> _PROBLEM STATEMENT_: In the entries below, find each line bearing the string "hint" and copy it.

> _Dataset entries_:

-*-

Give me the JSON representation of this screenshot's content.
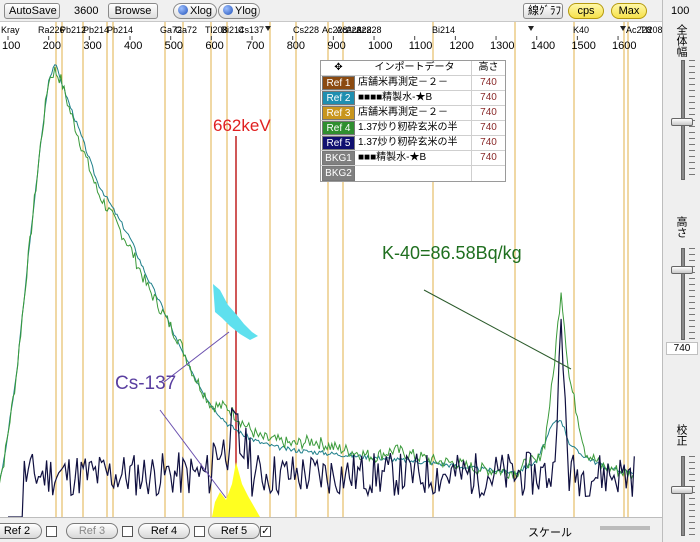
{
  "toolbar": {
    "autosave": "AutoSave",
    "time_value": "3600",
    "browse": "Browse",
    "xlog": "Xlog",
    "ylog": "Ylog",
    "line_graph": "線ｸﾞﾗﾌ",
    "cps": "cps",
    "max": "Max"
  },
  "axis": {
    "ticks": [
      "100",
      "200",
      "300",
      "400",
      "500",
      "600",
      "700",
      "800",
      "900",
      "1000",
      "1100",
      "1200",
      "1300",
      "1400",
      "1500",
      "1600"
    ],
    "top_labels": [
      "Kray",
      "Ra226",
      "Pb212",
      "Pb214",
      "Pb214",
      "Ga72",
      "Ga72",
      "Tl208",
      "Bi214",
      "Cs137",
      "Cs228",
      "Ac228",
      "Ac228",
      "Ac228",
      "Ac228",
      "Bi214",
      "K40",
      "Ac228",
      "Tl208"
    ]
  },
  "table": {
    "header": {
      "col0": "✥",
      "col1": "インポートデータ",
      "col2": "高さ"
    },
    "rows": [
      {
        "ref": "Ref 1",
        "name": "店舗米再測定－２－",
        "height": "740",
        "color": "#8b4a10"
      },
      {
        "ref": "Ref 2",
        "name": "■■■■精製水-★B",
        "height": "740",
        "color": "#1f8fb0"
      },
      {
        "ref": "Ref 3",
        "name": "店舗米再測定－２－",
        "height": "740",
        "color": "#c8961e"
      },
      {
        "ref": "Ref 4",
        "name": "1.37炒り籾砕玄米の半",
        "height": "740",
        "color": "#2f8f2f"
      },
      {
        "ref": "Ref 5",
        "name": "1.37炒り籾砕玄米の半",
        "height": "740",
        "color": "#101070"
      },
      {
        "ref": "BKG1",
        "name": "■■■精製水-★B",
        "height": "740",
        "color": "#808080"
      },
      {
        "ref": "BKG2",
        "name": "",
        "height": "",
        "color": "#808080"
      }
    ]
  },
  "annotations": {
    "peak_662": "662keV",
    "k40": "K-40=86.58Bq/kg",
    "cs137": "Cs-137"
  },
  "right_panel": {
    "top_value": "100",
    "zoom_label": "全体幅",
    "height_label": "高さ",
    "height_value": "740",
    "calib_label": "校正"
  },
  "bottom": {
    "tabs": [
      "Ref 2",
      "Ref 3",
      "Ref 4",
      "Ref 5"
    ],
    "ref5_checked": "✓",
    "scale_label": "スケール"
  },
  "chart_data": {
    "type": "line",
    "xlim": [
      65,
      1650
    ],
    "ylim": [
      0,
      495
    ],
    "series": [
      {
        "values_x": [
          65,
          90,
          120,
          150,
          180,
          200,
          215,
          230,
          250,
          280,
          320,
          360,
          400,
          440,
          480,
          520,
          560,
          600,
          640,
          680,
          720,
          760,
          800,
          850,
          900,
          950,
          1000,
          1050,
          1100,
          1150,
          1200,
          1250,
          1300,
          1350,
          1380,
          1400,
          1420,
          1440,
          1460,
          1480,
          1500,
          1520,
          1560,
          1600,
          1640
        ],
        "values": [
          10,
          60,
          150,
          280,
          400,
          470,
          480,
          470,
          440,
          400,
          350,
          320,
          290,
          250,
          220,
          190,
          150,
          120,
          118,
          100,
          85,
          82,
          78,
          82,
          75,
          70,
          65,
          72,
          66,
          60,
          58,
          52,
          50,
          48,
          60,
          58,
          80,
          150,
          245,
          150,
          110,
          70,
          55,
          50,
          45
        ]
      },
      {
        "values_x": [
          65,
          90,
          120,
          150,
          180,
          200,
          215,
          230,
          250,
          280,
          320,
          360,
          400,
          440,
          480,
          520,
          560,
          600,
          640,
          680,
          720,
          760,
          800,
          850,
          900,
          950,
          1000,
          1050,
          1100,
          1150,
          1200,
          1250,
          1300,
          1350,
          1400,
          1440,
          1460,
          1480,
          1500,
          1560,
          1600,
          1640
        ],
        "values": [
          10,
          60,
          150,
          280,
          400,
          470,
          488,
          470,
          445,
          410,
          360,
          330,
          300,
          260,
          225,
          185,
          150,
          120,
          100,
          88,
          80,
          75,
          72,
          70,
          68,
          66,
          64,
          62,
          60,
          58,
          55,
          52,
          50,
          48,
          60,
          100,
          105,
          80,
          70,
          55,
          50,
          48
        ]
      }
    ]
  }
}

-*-

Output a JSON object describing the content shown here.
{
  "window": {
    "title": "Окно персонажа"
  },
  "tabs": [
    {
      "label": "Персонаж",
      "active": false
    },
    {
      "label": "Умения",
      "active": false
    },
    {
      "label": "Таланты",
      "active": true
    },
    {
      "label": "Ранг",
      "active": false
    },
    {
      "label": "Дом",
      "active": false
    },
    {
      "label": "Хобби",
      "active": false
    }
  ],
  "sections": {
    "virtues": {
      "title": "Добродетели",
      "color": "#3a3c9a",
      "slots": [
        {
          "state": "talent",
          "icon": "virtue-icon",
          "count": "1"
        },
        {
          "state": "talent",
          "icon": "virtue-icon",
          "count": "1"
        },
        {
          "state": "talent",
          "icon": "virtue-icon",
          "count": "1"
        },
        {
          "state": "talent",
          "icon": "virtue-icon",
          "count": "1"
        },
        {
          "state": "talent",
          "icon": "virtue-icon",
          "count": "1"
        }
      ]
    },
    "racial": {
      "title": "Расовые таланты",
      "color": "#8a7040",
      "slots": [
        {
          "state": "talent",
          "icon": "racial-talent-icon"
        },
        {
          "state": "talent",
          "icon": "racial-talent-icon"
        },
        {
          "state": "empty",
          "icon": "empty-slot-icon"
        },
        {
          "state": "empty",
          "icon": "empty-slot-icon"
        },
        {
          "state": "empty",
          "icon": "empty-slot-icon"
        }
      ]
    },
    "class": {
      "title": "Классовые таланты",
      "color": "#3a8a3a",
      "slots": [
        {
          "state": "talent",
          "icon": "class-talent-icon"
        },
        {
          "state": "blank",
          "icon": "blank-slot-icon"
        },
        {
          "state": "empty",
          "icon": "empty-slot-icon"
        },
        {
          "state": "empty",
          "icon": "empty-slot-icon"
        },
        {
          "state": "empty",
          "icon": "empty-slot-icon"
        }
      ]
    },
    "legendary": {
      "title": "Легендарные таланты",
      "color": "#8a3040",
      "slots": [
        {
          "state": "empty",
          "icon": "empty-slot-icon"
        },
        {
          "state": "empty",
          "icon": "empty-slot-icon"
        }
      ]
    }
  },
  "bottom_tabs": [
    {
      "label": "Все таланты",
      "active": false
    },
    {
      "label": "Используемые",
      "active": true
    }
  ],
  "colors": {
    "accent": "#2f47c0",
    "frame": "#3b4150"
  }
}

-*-

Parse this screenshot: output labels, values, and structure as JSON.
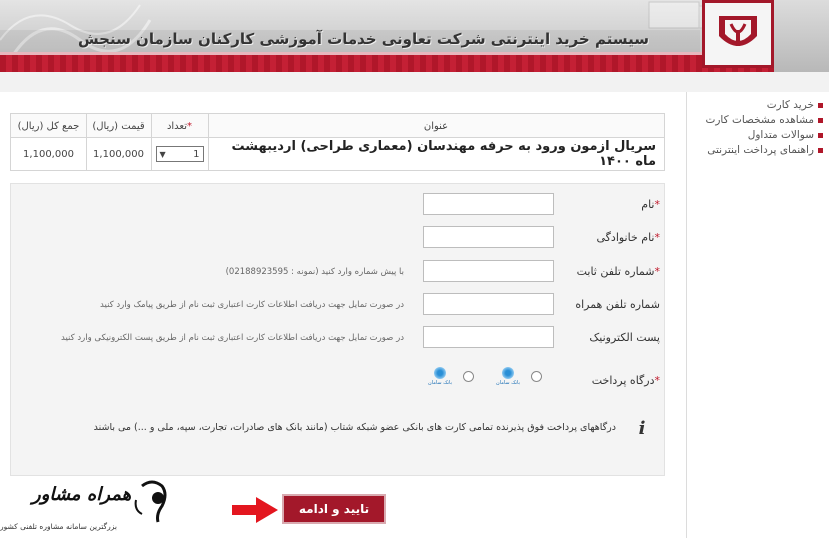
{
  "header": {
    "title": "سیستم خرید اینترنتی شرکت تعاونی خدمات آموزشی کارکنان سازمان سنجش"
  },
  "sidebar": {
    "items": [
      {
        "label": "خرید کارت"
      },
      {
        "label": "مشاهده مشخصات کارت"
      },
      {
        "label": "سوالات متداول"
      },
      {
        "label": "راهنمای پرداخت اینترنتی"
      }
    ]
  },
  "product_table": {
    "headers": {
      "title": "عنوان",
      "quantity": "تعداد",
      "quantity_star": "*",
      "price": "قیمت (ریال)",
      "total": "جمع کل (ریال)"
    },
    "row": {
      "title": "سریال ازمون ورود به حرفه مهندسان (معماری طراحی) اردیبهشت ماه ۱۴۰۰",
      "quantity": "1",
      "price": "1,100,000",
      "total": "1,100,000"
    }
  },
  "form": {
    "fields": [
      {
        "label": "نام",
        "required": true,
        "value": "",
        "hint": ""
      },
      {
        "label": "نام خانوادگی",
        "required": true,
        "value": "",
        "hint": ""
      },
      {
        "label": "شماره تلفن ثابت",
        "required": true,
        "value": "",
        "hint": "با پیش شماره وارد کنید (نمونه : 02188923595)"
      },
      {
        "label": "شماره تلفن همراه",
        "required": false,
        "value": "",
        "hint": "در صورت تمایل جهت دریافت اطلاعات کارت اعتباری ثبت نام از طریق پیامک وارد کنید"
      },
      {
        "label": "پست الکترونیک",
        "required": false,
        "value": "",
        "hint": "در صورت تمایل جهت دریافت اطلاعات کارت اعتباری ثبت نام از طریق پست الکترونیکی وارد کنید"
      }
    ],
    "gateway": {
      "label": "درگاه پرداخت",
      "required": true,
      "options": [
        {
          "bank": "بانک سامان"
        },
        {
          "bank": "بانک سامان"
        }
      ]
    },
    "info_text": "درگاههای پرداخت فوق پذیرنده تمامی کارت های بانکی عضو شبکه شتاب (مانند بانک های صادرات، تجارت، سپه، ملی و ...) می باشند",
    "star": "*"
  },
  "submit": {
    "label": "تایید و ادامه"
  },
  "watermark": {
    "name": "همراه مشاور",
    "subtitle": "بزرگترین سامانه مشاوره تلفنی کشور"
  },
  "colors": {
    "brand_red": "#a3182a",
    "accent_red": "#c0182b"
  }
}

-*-

> _TASK RESPONSE_:
        "hint": ""
        "hint": ""
        "hint": "با پیش شماره وارد کنید (نمونه : 02188923595)"
        "hint": "در صورت تمایل جهت دریافت اطلاعات کارت اعتباری ثبت نام از طریق پیامک وارد کنید"
        "hint": "در صورت تمایل جهت دریافت اطلاعات کارت اعتباری ثبت نام از طریق پست الکترونیکی وارد کنید"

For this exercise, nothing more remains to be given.